Briefs: Quick Mid-Pacific News

Siena Usui, Staff Writer

Students successfully competed in music festival 

Mid-Pacific students took the top three spots in the teen division of the 39th Annual KZOO Music Festival contest on Nov. 3. Sophomore Tyler Devere took 1st place, sophomore Karlee Tanaka placed 2nd, and freshman Alaina Visi got 3rd place. 

The judges were record label artists and producers who flew from Japan to judge the contestants. One champion is selected to fly to Japan and compete in the worldwide finals.

“I enjoyed it because it was a much bigger venue than where I’ve ever performed. There were so many more contestants and talented people,” said Tanaka. For the competition, she sang U & I by Ailee in Japanese. An estimated 400 people watched the contest.


Fewer students inducted into NHS

There were fewer students inducted into the National Honor Society (NHS) compared to last year.

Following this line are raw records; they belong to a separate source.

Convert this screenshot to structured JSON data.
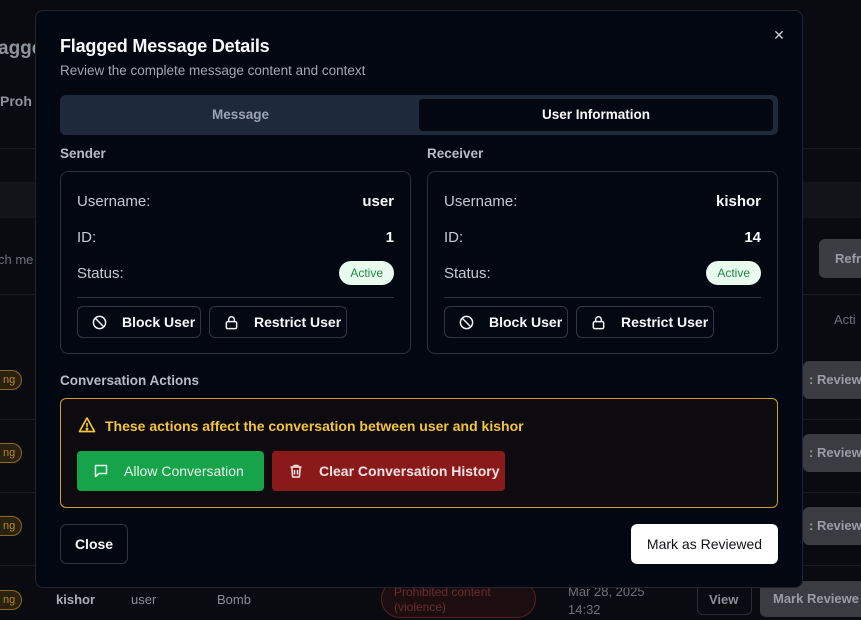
{
  "background": {
    "title": "agged",
    "subtab": "Proh",
    "search_placeholder": "ch me",
    "refresh_label": "Refr",
    "actions_header": "Acti",
    "pill_label": "ng",
    "row_button_label": ": Reviewe",
    "last_row": {
      "sender": "kishor",
      "receiver": "user",
      "content": "Bomb",
      "category": "Prohibited content (violence)",
      "date": "Mar 28, 2025",
      "time": "14:32",
      "view_label": "View",
      "mark_label": "Mark Reviewe"
    }
  },
  "modal": {
    "title": "Flagged Message Details",
    "subtitle": "Review the complete message content and context",
    "close_glyph": "✕",
    "tabs": [
      {
        "label": "Message",
        "active": false
      },
      {
        "label": "User Information",
        "active": true
      }
    ],
    "sender": {
      "section_label": "Sender",
      "username_key": "Username:",
      "username": "user",
      "id_key": "ID:",
      "id": "1",
      "status_key": "Status:",
      "status": "Active",
      "block_label": "Block User",
      "restrict_label": "Restrict User"
    },
    "receiver": {
      "section_label": "Receiver",
      "username_key": "Username:",
      "username": "kishor",
      "id_key": "ID:",
      "id": "14",
      "status_key": "Status:",
      "status": "Active",
      "block_label": "Block User",
      "restrict_label": "Restrict User"
    },
    "conversation": {
      "section_label": "Conversation Actions",
      "warning": "These actions affect the conversation between user and kishor",
      "allow_label": "Allow Conversation",
      "clear_label": "Clear Conversation History"
    },
    "footer": {
      "close_label": "Close",
      "mark_label": "Mark as Reviewed"
    }
  },
  "colors": {
    "modal_bg": "#030712",
    "tab_track": "#1e2939",
    "active_badge_bg": "#e8fbee",
    "active_badge_text": "#1f8b45",
    "warning": "#f3c53b",
    "allow_green": "#16a34a",
    "clear_red": "#8a1a1a"
  }
}
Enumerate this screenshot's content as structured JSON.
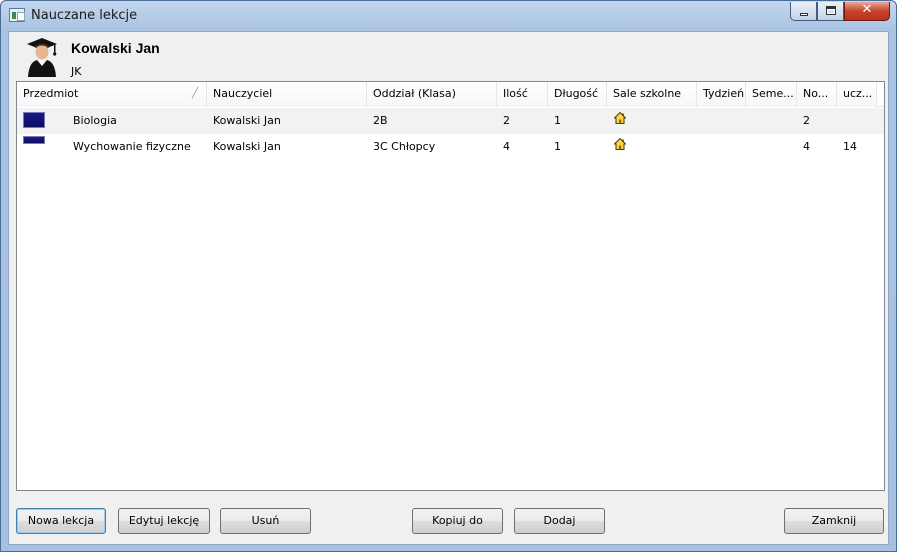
{
  "window": {
    "title": "Nauczane lekcje"
  },
  "user": {
    "name": "Kowalski Jan",
    "initials": "JK"
  },
  "table": {
    "columns": [
      "Przedmiot",
      "Nauczyciel",
      "Oddział (Klasa)",
      "Ilość",
      "Długość",
      "Sale szkolne",
      "Tydzień",
      "Seme...",
      "No...",
      "ucz..."
    ],
    "rows": [
      {
        "subject": "Biologia",
        "teacher": "Kowalski Jan",
        "class": "2B",
        "count": "2",
        "length": "1",
        "rooms_icon": "house-icon",
        "week": "",
        "semester": "",
        "no": "2",
        "ucz": ""
      },
      {
        "subject": "Wychowanie fizyczne",
        "teacher": "Kowalski Jan",
        "class": "3C Chłopcy",
        "count": "4",
        "length": "1",
        "rooms_icon": "house-icon",
        "week": "",
        "semester": "",
        "no": "4",
        "ucz": "14"
      }
    ]
  },
  "buttons": {
    "new_lesson": "Nowa lekcja",
    "edit_lesson": "Edytuj lekcję",
    "delete": "Usuń",
    "copy_to": "Kopiuj do",
    "add": "Dodaj",
    "close": "Zamknij"
  },
  "colors": {
    "subject_color": "#10107a",
    "titlebar": "#b9cfe9",
    "close_button": "#c7432b"
  }
}
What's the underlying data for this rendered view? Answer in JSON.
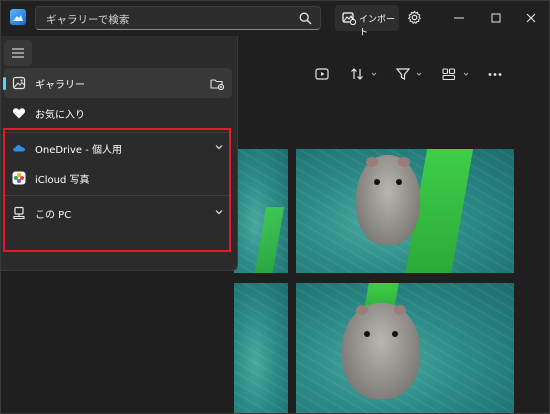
{
  "search": {
    "placeholder": "ギャラリーで検索"
  },
  "toolbar": {
    "import_label": "インポート"
  },
  "sidebar": {
    "items": [
      {
        "label": "ギャラリー",
        "icon": "gallery-icon",
        "selected": true,
        "action_icon": "add-folder-icon"
      },
      {
        "label": "お気に入り",
        "icon": "heart-icon"
      },
      {
        "label": "OneDrive - 個人用",
        "icon": "onedrive-cloud-icon",
        "expandable": true
      },
      {
        "label": "iCloud 写真",
        "icon": "icloud-photos-icon"
      },
      {
        "label": "この PC",
        "icon": "pc-icon",
        "expandable": true
      }
    ]
  },
  "colors": {
    "accent": "#60cdff",
    "highlight_frame": "#e01b2a",
    "background": "#1f1f1f"
  }
}
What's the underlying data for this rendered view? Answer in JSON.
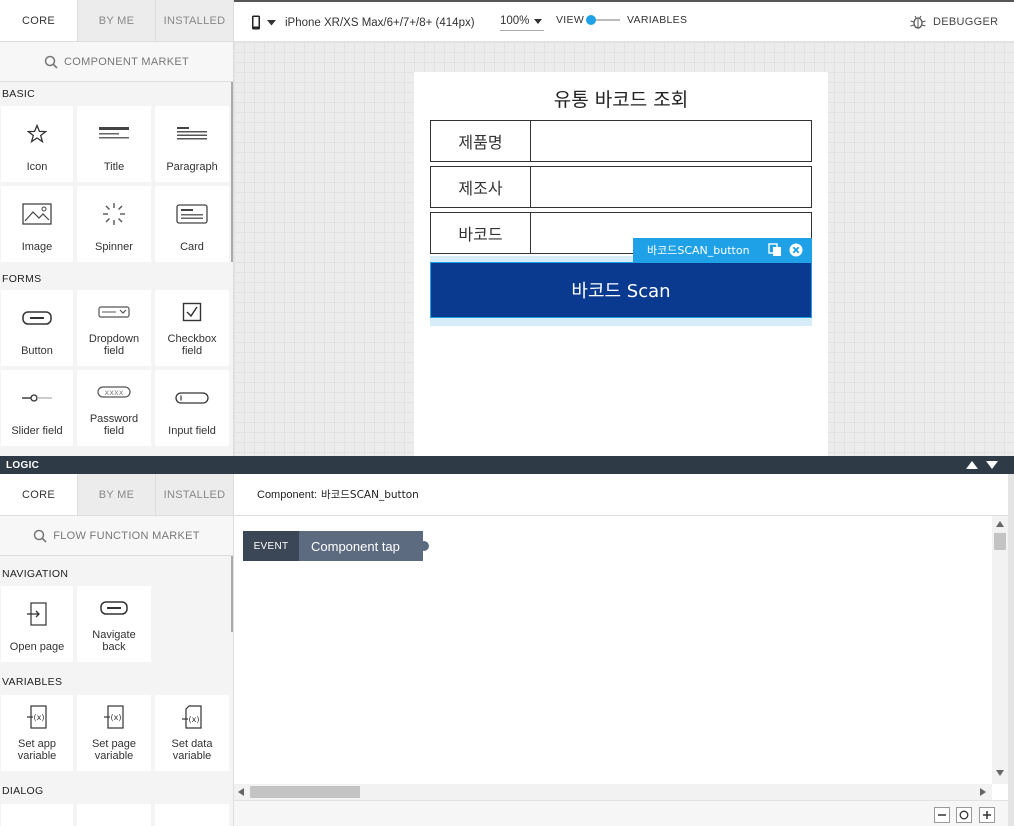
{
  "palette": {
    "tabs": [
      "CORE",
      "BY ME",
      "INSTALLED"
    ],
    "search_label": "COMPONENT MARKET",
    "sections": [
      {
        "title": "BASIC",
        "items": [
          {
            "label": "Icon",
            "icon": "star-icon"
          },
          {
            "label": "Title",
            "icon": "title-icon"
          },
          {
            "label": "Paragraph",
            "icon": "paragraph-icon"
          },
          {
            "label": "Image",
            "icon": "image-icon"
          },
          {
            "label": "Spinner",
            "icon": "spinner-icon"
          },
          {
            "label": "Card",
            "icon": "card-icon"
          }
        ]
      },
      {
        "title": "FORMS",
        "items": [
          {
            "label": "Button",
            "icon": "button-icon"
          },
          {
            "label": "Dropdown field",
            "icon": "dropdown-icon"
          },
          {
            "label": "Checkbox field",
            "icon": "checkbox-icon"
          },
          {
            "label": "Slider field",
            "icon": "slider-icon"
          },
          {
            "label": "Password field",
            "icon": "password-icon"
          },
          {
            "label": "Input field",
            "icon": "input-icon"
          }
        ]
      }
    ]
  },
  "topbar": {
    "device": "iPhone XR/XS Max/6+/7+/8+ (414px)",
    "zoom": "100%",
    "view_label": "VIEW",
    "variables_label": "VARIABLES",
    "debugger_label": "DEBUGGER"
  },
  "app_page": {
    "title": "유통 바코드 조회",
    "fields": [
      "제품명",
      "제조사",
      "바코드"
    ],
    "button_label": "바코드 Scan",
    "selected_tag": "바코드SCAN_button",
    "accent": "#0a3a8f",
    "selection_color": "#1ea1e6"
  },
  "logic": {
    "bar_label": "LOGIC",
    "tabs": [
      "CORE",
      "BY ME",
      "INSTALLED"
    ],
    "search_label": "FLOW FUNCTION MARKET",
    "sections": [
      {
        "title": "NAVIGATION",
        "items": [
          {
            "label": "Open page",
            "icon": "open-page-icon"
          },
          {
            "label": "Navigate back",
            "icon": "navigate-back-icon"
          }
        ]
      },
      {
        "title": "VARIABLES",
        "items": [
          {
            "label": "Set app variable",
            "icon": "set-app-variable-icon"
          },
          {
            "label": "Set page variable",
            "icon": "set-page-variable-icon"
          },
          {
            "label": "Set data variable",
            "icon": "set-data-variable-icon"
          }
        ]
      },
      {
        "title": "DIALOG",
        "items": []
      }
    ],
    "component_prefix": "Component:",
    "component_name": "바코드SCAN_button",
    "event_tag": "EVENT",
    "event_name": "Component tap"
  }
}
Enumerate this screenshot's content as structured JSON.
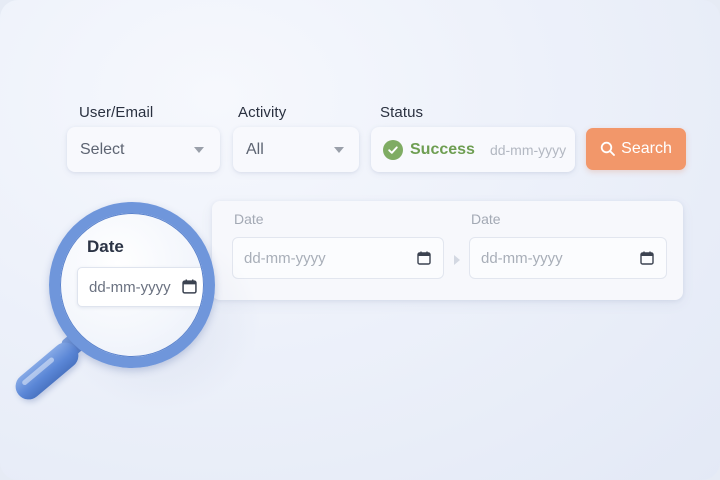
{
  "filters": {
    "user_email": {
      "label": "User/Email",
      "value": "Select",
      "icon": "chevron-down-icon"
    },
    "activity": {
      "label": "Activity",
      "value": "All",
      "icon": "chevron-down-icon"
    },
    "status": {
      "label": "Status",
      "value": "Success",
      "date_placeholder": "dd-mm-yyyy",
      "icon": "check-circle-icon"
    }
  },
  "search_button": {
    "label": "Search",
    "icon": "search-icon",
    "color": "#f2976a"
  },
  "date_range": {
    "start": {
      "label": "Date",
      "placeholder": "dd-mm-yyyy",
      "icon": "calendar-icon"
    },
    "end": {
      "label": "Date",
      "placeholder": "dd-mm-yyyy",
      "icon": "calendar-icon"
    }
  },
  "magnifier": {
    "label": "Date",
    "placeholder": "dd-mm-yyyy",
    "icon": "calendar-icon",
    "ring_color": "#6f96db"
  },
  "colors": {
    "accent": "#f2976a",
    "success": "#6e9e52",
    "magnifier": "#6f96db"
  }
}
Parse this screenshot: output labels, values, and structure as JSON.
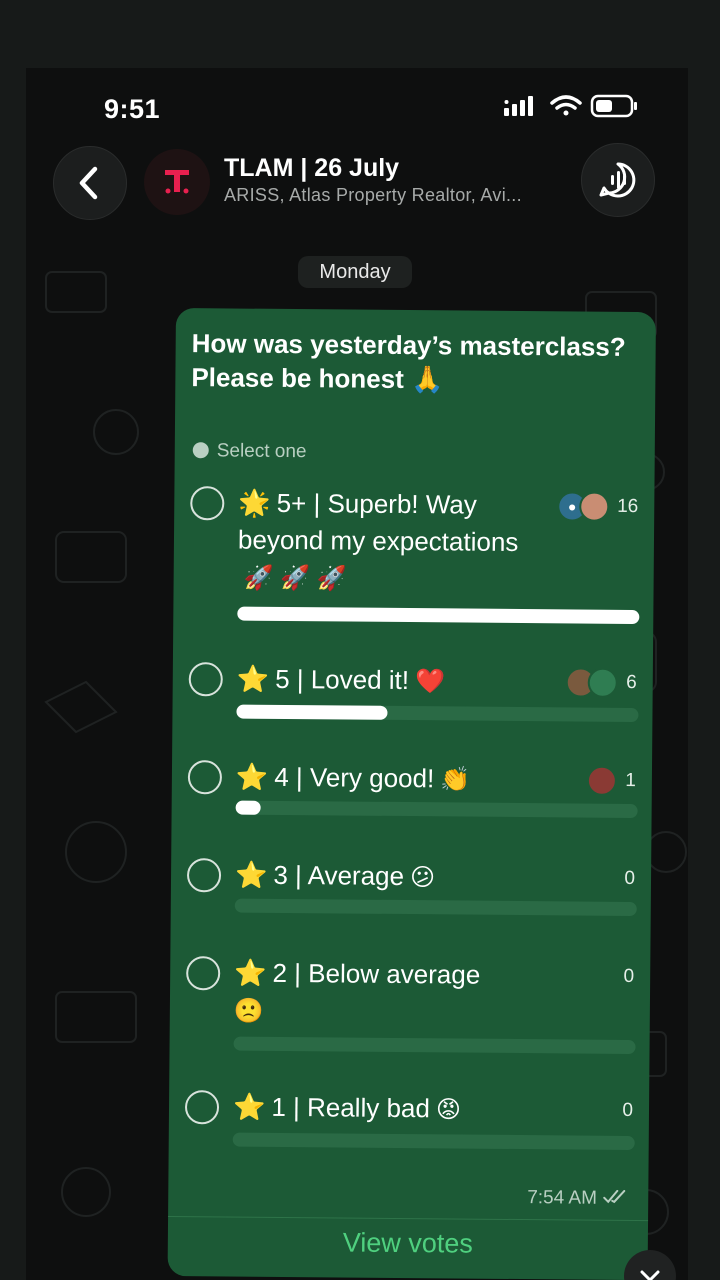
{
  "status_bar": {
    "time": "9:51"
  },
  "header": {
    "title": "TLAM | 26 July",
    "subtitle": "ARISS, Atlas Property Realtor, Avi...",
    "avatar_letter": "T"
  },
  "day_badge": "Monday",
  "poll": {
    "question": "How was yesterday’s masterclass? Please be honest 🙏",
    "hint": "Select one",
    "options": [
      {
        "star": "🌟",
        "label": "5+ | Superb! Way beyond my expectations",
        "emoji": "🚀 🚀 🚀",
        "count": "16",
        "fraction": 1.0
      },
      {
        "star": "⭐",
        "label": "5 | Loved it!",
        "emoji": "❤️",
        "count": "6",
        "fraction": 0.375
      },
      {
        "star": "⭐",
        "label": "4 | Very good!",
        "emoji": "👏",
        "count": "1",
        "fraction": 0.0625
      },
      {
        "star": "⭐",
        "label": "3 | Average",
        "emoji": "😕",
        "count": "0",
        "fraction": 0
      },
      {
        "star": "⭐",
        "label": "2 | Below average",
        "emoji": "🙁",
        "count": "0",
        "fraction": 0
      },
      {
        "star": "⭐",
        "label": "1 | Really bad",
        "emoji": "😡",
        "count": "0",
        "fraction": 0
      }
    ],
    "timestamp": "7:54 AM",
    "view_votes": "View votes"
  },
  "colors": {
    "bubble": "#1c5a36",
    "accent_green": "#4fd07f",
    "avatar_red": "#e8204f"
  },
  "icons": [
    "back-chevron-icon",
    "voice-chat-icon",
    "signal-icon",
    "wifi-icon",
    "battery-icon",
    "check-circle-icon",
    "double-check-icon",
    "chevron-down-icon"
  ]
}
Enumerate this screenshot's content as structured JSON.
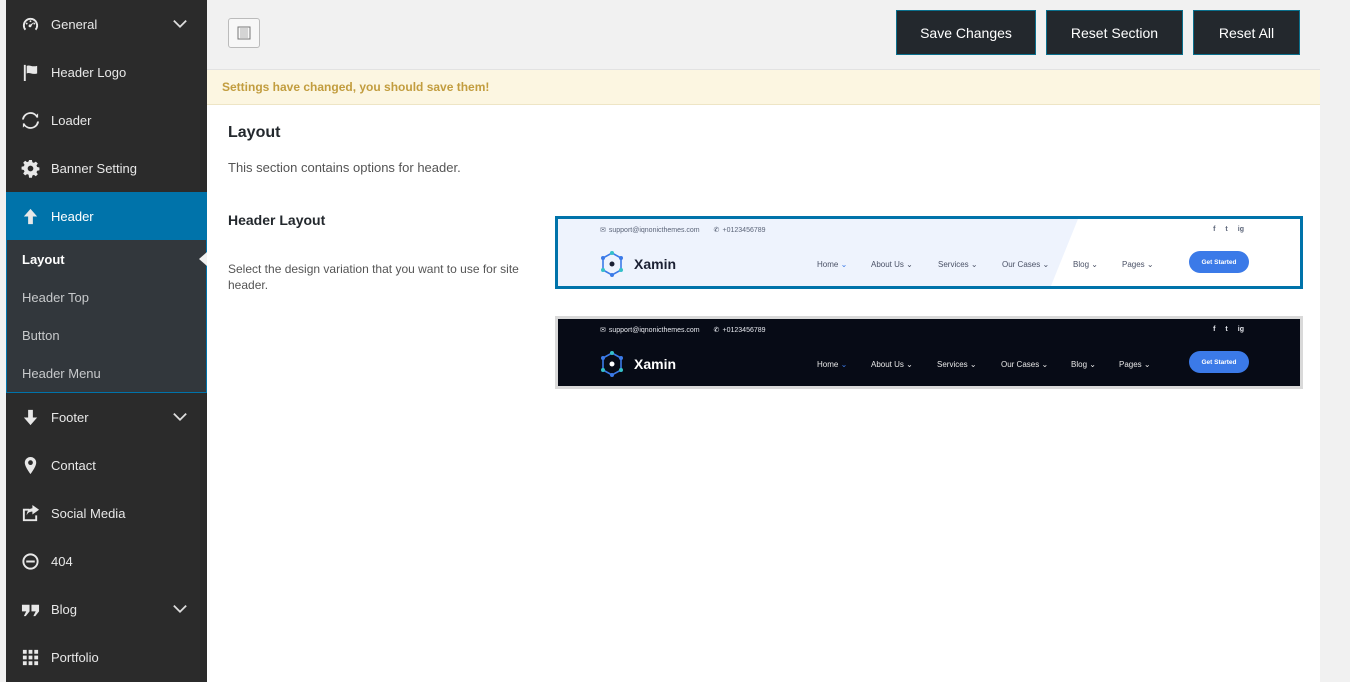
{
  "sidebar": {
    "items": [
      {
        "label": "General",
        "icon": "dashboard-icon",
        "has_chevron": true
      },
      {
        "label": "Header Logo",
        "icon": "flag-icon",
        "has_chevron": false
      },
      {
        "label": "Loader",
        "icon": "refresh-icon",
        "has_chevron": false
      },
      {
        "label": "Banner Setting",
        "icon": "gear-icon",
        "has_chevron": false
      },
      {
        "label": "Header",
        "icon": "arrow-up-icon",
        "has_chevron": false,
        "active": true
      },
      {
        "label": "Footer",
        "icon": "arrow-down-icon",
        "has_chevron": true
      },
      {
        "label": "Contact",
        "icon": "location-pin-icon",
        "has_chevron": false
      },
      {
        "label": "Social Media",
        "icon": "share-icon",
        "has_chevron": false
      },
      {
        "label": "404",
        "icon": "minus-circle-icon",
        "has_chevron": false
      },
      {
        "label": "Blog",
        "icon": "quote-icon",
        "has_chevron": true
      },
      {
        "label": "Portfolio",
        "icon": "grid-icon",
        "has_chevron": false
      }
    ],
    "submenu": [
      {
        "label": "Layout",
        "current": true
      },
      {
        "label": "Header Top"
      },
      {
        "label": "Button"
      },
      {
        "label": "Header Menu"
      }
    ]
  },
  "toolbar": {
    "save_label": "Save Changes",
    "reset_section_label": "Reset Section",
    "reset_all_label": "Reset All"
  },
  "notice": "Settings have changed, you should save them!",
  "section": {
    "title": "Layout",
    "description": "This section contains options for header."
  },
  "field": {
    "title": "Header Layout",
    "description": "Select the design variation that you want to use for site header."
  },
  "preview": {
    "email": "support@iqnonicthemes.com",
    "phone": "+0123456789",
    "brand": "Xamin",
    "nav": [
      "Home",
      "About Us",
      "Services",
      "Our Cases",
      "Blog",
      "Pages"
    ],
    "cta": "Get Started",
    "social": [
      "f",
      "t",
      "ig"
    ]
  },
  "colors": {
    "sidebar_bg": "#2b2b2b",
    "active_bg": "#0073aa",
    "button_bg": "#23282d",
    "notice_text": "#c29d3f",
    "notice_bg": "#fcf6e1",
    "cta": "#3b7ae8"
  }
}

About the same amount of students were eligible, but there weren’t as many students who applied, said NHS Advisor Bill Wheeler. 

The NHS inducted 14 students for the 2019-2020 school year on Nov. 26. 

“Part of the issue with students when they apply to NHS is that they don’t fill out the application very well. They’re too humble, and (the applications) are not as complete as we want to see,” said Wheeler.  


Civil Beat featured students poems

Four Mid-Pacific students are now published poets, thanks to the Civil Beat Neighborhood Haiku contest. Civil Beat is an investigative news website that writes about local news happening in Hawaii. Participants in the contest based their poems around their neighborhoods, and wrote haikus based on the number of syllables in their zip code.

Freshman English teacher Maya Garcia assigned the Neighborhood Haiku as homework. They were also given the opportunity to submit their work to the contest. 

“I liked that there was a set amount of syllables and that everyone’s was going to sound different and be different because they’re not all following the exact same pattern, so I feel that it also gave it more of a challenge,” said freshman Anastasia Morse, who was one of the four students who had their haikus featured on Civil Beat’s Instagram account.


Freshman class service project

The 9th grade collected two carloads full of toiletries for the Institute of Human Services as a way to help homelessness in Hawaii. 

They had a service project, a toiletry drive, which focused on helping the homeless on Oahu. From Oct. 4 to Nov. 1, students dropped off donations in their homerooms. Students could donate items such as toothpaste, shampoo and soap. 

“We wanted to do something to give back to our community. We thought about the situation with the homeless on Oahu and we wanted to be useful and helpful to them. One of the things that they don’t have access to is showers and bathrooms,” said freshman class advisor Kymbal Roley.